3 Steps to Getting Ready to Get Out
Step 1. Schedule Your Pre-Separation Counseling Appointment
Your first step in the separation process is to go to your installation's Transition Assistance Office. Each service has its own way of doing things; this is also true with the Transition Assistance Offices. In most cases, you will find the Transition Assistance Office located inside your installation's Family Center.
Listed below is the name of each service’s Transition Assistance Program:
- Army: Soldier for Life - Transition Assistance Program
- Air Force: Transition Assistance Program
- Navy: Transition Goals, Plans, Success
- Marines: Transition Readiness Program
- Coast Guard Transition Assistance Program
You may schedule your Pre-Separation counseling appointment at your installation Transition Assistance Office any time within a year before your planned separation date. However, since it takes time to prepare for an effective transition, be sure to contact your Transition Assistance Office at least 180 days before your separation. By law Pre-Separation counseling (completion of DD Form 2648, "Pre-Separation Counseling Checklist") must occur no later than 90 days prior to separation; therefore, if you have not had an appointment 90 days before separation, call the Transition Assistance Office or your Career Counselor and schedule a visit immediately. However, it is strongly recommended that you set up your Pre-Separation counseling appointment at least 180 days prior to separation.
Step 2. Review the Pre-Separation Counseling Checklist

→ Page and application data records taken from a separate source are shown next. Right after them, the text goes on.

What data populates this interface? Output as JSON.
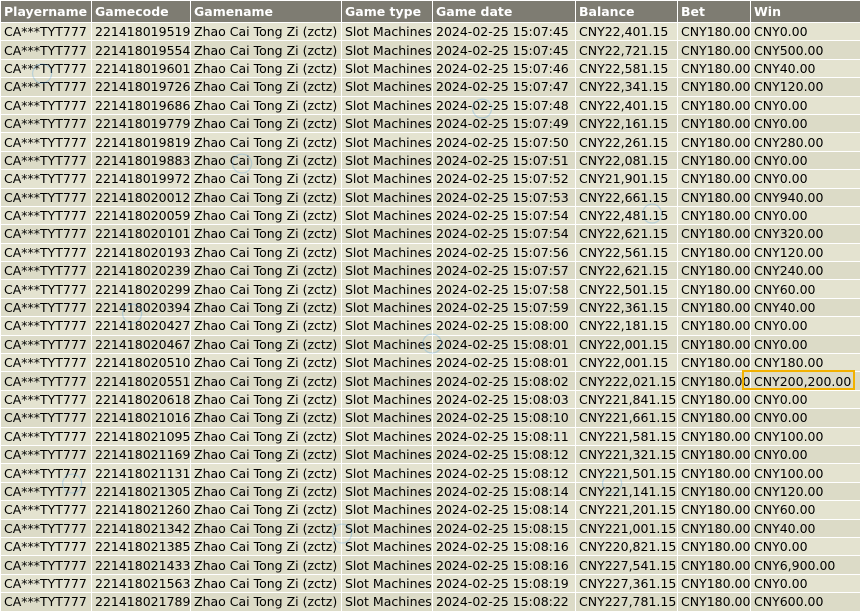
{
  "columns": [
    "Playername",
    "Gamecode",
    "Gamename",
    "Game type",
    "Game date",
    "Balance",
    "Bet",
    "Win"
  ],
  "rows": [
    [
      "CA***TYT777",
      "221418019519",
      "Zhao Cai Tong Zi (zctz)",
      "Slot Machines",
      "2024-02-25 15:07:45",
      "CNY22,401.15",
      "CNY180.00",
      "CNY0.00"
    ],
    [
      "CA***TYT777",
      "221418019554",
      "Zhao Cai Tong Zi (zctz)",
      "Slot Machines",
      "2024-02-25 15:07:45",
      "CNY22,721.15",
      "CNY180.00",
      "CNY500.00"
    ],
    [
      "CA***TYT777",
      "221418019601",
      "Zhao Cai Tong Zi (zctz)",
      "Slot Machines",
      "2024-02-25 15:07:46",
      "CNY22,581.15",
      "CNY180.00",
      "CNY40.00"
    ],
    [
      "CA***TYT777",
      "221418019726",
      "Zhao Cai Tong Zi (zctz)",
      "Slot Machines",
      "2024-02-25 15:07:47",
      "CNY22,341.15",
      "CNY180.00",
      "CNY120.00"
    ],
    [
      "CA***TYT777",
      "221418019686",
      "Zhao Cai Tong Zi (zctz)",
      "Slot Machines",
      "2024-02-25 15:07:48",
      "CNY22,401.15",
      "CNY180.00",
      "CNY0.00"
    ],
    [
      "CA***TYT777",
      "221418019779",
      "Zhao Cai Tong Zi (zctz)",
      "Slot Machines",
      "2024-02-25 15:07:49",
      "CNY22,161.15",
      "CNY180.00",
      "CNY0.00"
    ],
    [
      "CA***TYT777",
      "221418019819",
      "Zhao Cai Tong Zi (zctz)",
      "Slot Machines",
      "2024-02-25 15:07:50",
      "CNY22,261.15",
      "CNY180.00",
      "CNY280.00"
    ],
    [
      "CA***TYT777",
      "221418019883",
      "Zhao Cai Tong Zi (zctz)",
      "Slot Machines",
      "2024-02-25 15:07:51",
      "CNY22,081.15",
      "CNY180.00",
      "CNY0.00"
    ],
    [
      "CA***TYT777",
      "221418019972",
      "Zhao Cai Tong Zi (zctz)",
      "Slot Machines",
      "2024-02-25 15:07:52",
      "CNY21,901.15",
      "CNY180.00",
      "CNY0.00"
    ],
    [
      "CA***TYT777",
      "221418020012",
      "Zhao Cai Tong Zi (zctz)",
      "Slot Machines",
      "2024-02-25 15:07:53",
      "CNY22,661.15",
      "CNY180.00",
      "CNY940.00"
    ],
    [
      "CA***TYT777",
      "221418020059",
      "Zhao Cai Tong Zi (zctz)",
      "Slot Machines",
      "2024-02-25 15:07:54",
      "CNY22,481.15",
      "CNY180.00",
      "CNY0.00"
    ],
    [
      "CA***TYT777",
      "221418020101",
      "Zhao Cai Tong Zi (zctz)",
      "Slot Machines",
      "2024-02-25 15:07:54",
      "CNY22,621.15",
      "CNY180.00",
      "CNY320.00"
    ],
    [
      "CA***TYT777",
      "221418020193",
      "Zhao Cai Tong Zi (zctz)",
      "Slot Machines",
      "2024-02-25 15:07:56",
      "CNY22,561.15",
      "CNY180.00",
      "CNY120.00"
    ],
    [
      "CA***TYT777",
      "221418020239",
      "Zhao Cai Tong Zi (zctz)",
      "Slot Machines",
      "2024-02-25 15:07:57",
      "CNY22,621.15",
      "CNY180.00",
      "CNY240.00"
    ],
    [
      "CA***TYT777",
      "221418020299",
      "Zhao Cai Tong Zi (zctz)",
      "Slot Machines",
      "2024-02-25 15:07:58",
      "CNY22,501.15",
      "CNY180.00",
      "CNY60.00"
    ],
    [
      "CA***TYT777",
      "221418020394",
      "Zhao Cai Tong Zi (zctz)",
      "Slot Machines",
      "2024-02-25 15:07:59",
      "CNY22,361.15",
      "CNY180.00",
      "CNY40.00"
    ],
    [
      "CA***TYT777",
      "221418020427",
      "Zhao Cai Tong Zi (zctz)",
      "Slot Machines",
      "2024-02-25 15:08:00",
      "CNY22,181.15",
      "CNY180.00",
      "CNY0.00"
    ],
    [
      "CA***TYT777",
      "221418020467",
      "Zhao Cai Tong Zi (zctz)",
      "Slot Machines",
      "2024-02-25 15:08:01",
      "CNY22,001.15",
      "CNY180.00",
      "CNY0.00"
    ],
    [
      "CA***TYT777",
      "221418020510",
      "Zhao Cai Tong Zi (zctz)",
      "Slot Machines",
      "2024-02-25 15:08:01",
      "CNY22,001.15",
      "CNY180.00",
      "CNY180.00"
    ],
    [
      "CA***TYT777",
      "221418020551",
      "Zhao Cai Tong Zi (zctz)",
      "Slot Machines",
      "2024-02-25 15:08:02",
      "CNY222,021.15",
      "CNY180.00",
      "CNY200,200.00"
    ],
    [
      "CA***TYT777",
      "221418020618",
      "Zhao Cai Tong Zi (zctz)",
      "Slot Machines",
      "2024-02-25 15:08:03",
      "CNY221,841.15",
      "CNY180.00",
      "CNY0.00"
    ],
    [
      "CA***TYT777",
      "221418021016",
      "Zhao Cai Tong Zi (zctz)",
      "Slot Machines",
      "2024-02-25 15:08:10",
      "CNY221,661.15",
      "CNY180.00",
      "CNY0.00"
    ],
    [
      "CA***TYT777",
      "221418021095",
      "Zhao Cai Tong Zi (zctz)",
      "Slot Machines",
      "2024-02-25 15:08:11",
      "CNY221,581.15",
      "CNY180.00",
      "CNY100.00"
    ],
    [
      "CA***TYT777",
      "221418021169",
      "Zhao Cai Tong Zi (zctz)",
      "Slot Machines",
      "2024-02-25 15:08:12",
      "CNY221,321.15",
      "CNY180.00",
      "CNY0.00"
    ],
    [
      "CA***TYT777",
      "221418021131",
      "Zhao Cai Tong Zi (zctz)",
      "Slot Machines",
      "2024-02-25 15:08:12",
      "CNY221,501.15",
      "CNY180.00",
      "CNY100.00"
    ],
    [
      "CA***TYT777",
      "221418021305",
      "Zhao Cai Tong Zi (zctz)",
      "Slot Machines",
      "2024-02-25 15:08:14",
      "CNY221,141.15",
      "CNY180.00",
      "CNY120.00"
    ],
    [
      "CA***TYT777",
      "221418021260",
      "Zhao Cai Tong Zi (zctz)",
      "Slot Machines",
      "2024-02-25 15:08:14",
      "CNY221,201.15",
      "CNY180.00",
      "CNY60.00"
    ],
    [
      "CA***TYT777",
      "221418021342",
      "Zhao Cai Tong Zi (zctz)",
      "Slot Machines",
      "2024-02-25 15:08:15",
      "CNY221,001.15",
      "CNY180.00",
      "CNY40.00"
    ],
    [
      "CA***TYT777",
      "221418021385",
      "Zhao Cai Tong Zi (zctz)",
      "Slot Machines",
      "2024-02-25 15:08:16",
      "CNY220,821.15",
      "CNY180.00",
      "CNY0.00"
    ],
    [
      "CA***TYT777",
      "221418021433",
      "Zhao Cai Tong Zi (zctz)",
      "Slot Machines",
      "2024-02-25 15:08:16",
      "CNY227,541.15",
      "CNY180.00",
      "CNY6,900.00"
    ],
    [
      "CA***TYT777",
      "221418021563",
      "Zhao Cai Tong Zi (zctz)",
      "Slot Machines",
      "2024-02-25 15:08:19",
      "CNY227,361.15",
      "CNY180.00",
      "CNY0.00"
    ],
    [
      "CA***TYT777",
      "221418021789",
      "Zhao Cai Tong Zi (zctz)",
      "Slot Machines",
      "2024-02-25 15:08:22",
      "CNY227,781.15",
      "CNY180.00",
      "CNY600.00"
    ]
  ],
  "colors": {
    "header_bg": "#7e7c72",
    "row_bg": "#dcdbc7",
    "highlight_border": "#f2b100",
    "watermark": "#50a0e6"
  }
}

Your Transition Counselor or Command Career Counselor will walk you through the Pre-Separation Counseling Checklist, which helps ensure that you will receive the necessary assistance and advice to benefit fully from the wide range of services and entitlements available to you. The checklist is required by law to be filed in the official military personnel record of each Service member receiving the counseling.
At this meeting, the Transition Assistance Office or Command Career Counselor will:
- Assist you in developing an individual needs assessment.
- Identify helpful relocation resources.
- Offer immediate and long-range career guidance.
- Provide benefits counseling.
- Refer you to other service providers for any additional assistance you may require.
Step 3. Draft Your Individual Transition Plan (ITP)
An ITP is your personal road map for attaining employment, education, technical training, and entrepreneurship objectives. The ITP provides the framework for you to perform detailed assessments of your personal and professional preparedness to achieve realistic career goals after separation from active duty. It also identifies actions and activities associated with transition while providing a means to discover and explore interests and skills that may lead to potential career paths. The ITP is a living document that is created and maintained by you.
Each transition has three key decision points which must be considered when creating your ITP. As you proceed through the transition process it is important to consider the following major decision points:
- Money Decisions – Deciding how to best manage your finances will help you deal with changes in pay, compensation, and living expenses. This guide will give you information on your financial benefits, life insurance, Thrift Savings Plan, and creating a household budget.
- Benefit Decisions – Choosing which of the available benefits to apply for and deciding when and where to start. This guide will help you explore your benefits like the GI Bill, VA Home Loans, Health Care, and more.
- Job Decisions – Weighing your career options – choosing whether to pursue your current career path or start over and go back to school. This guide has information to help you learn about everything from writing resumes to exploring your employment opportunities to how to start a small business.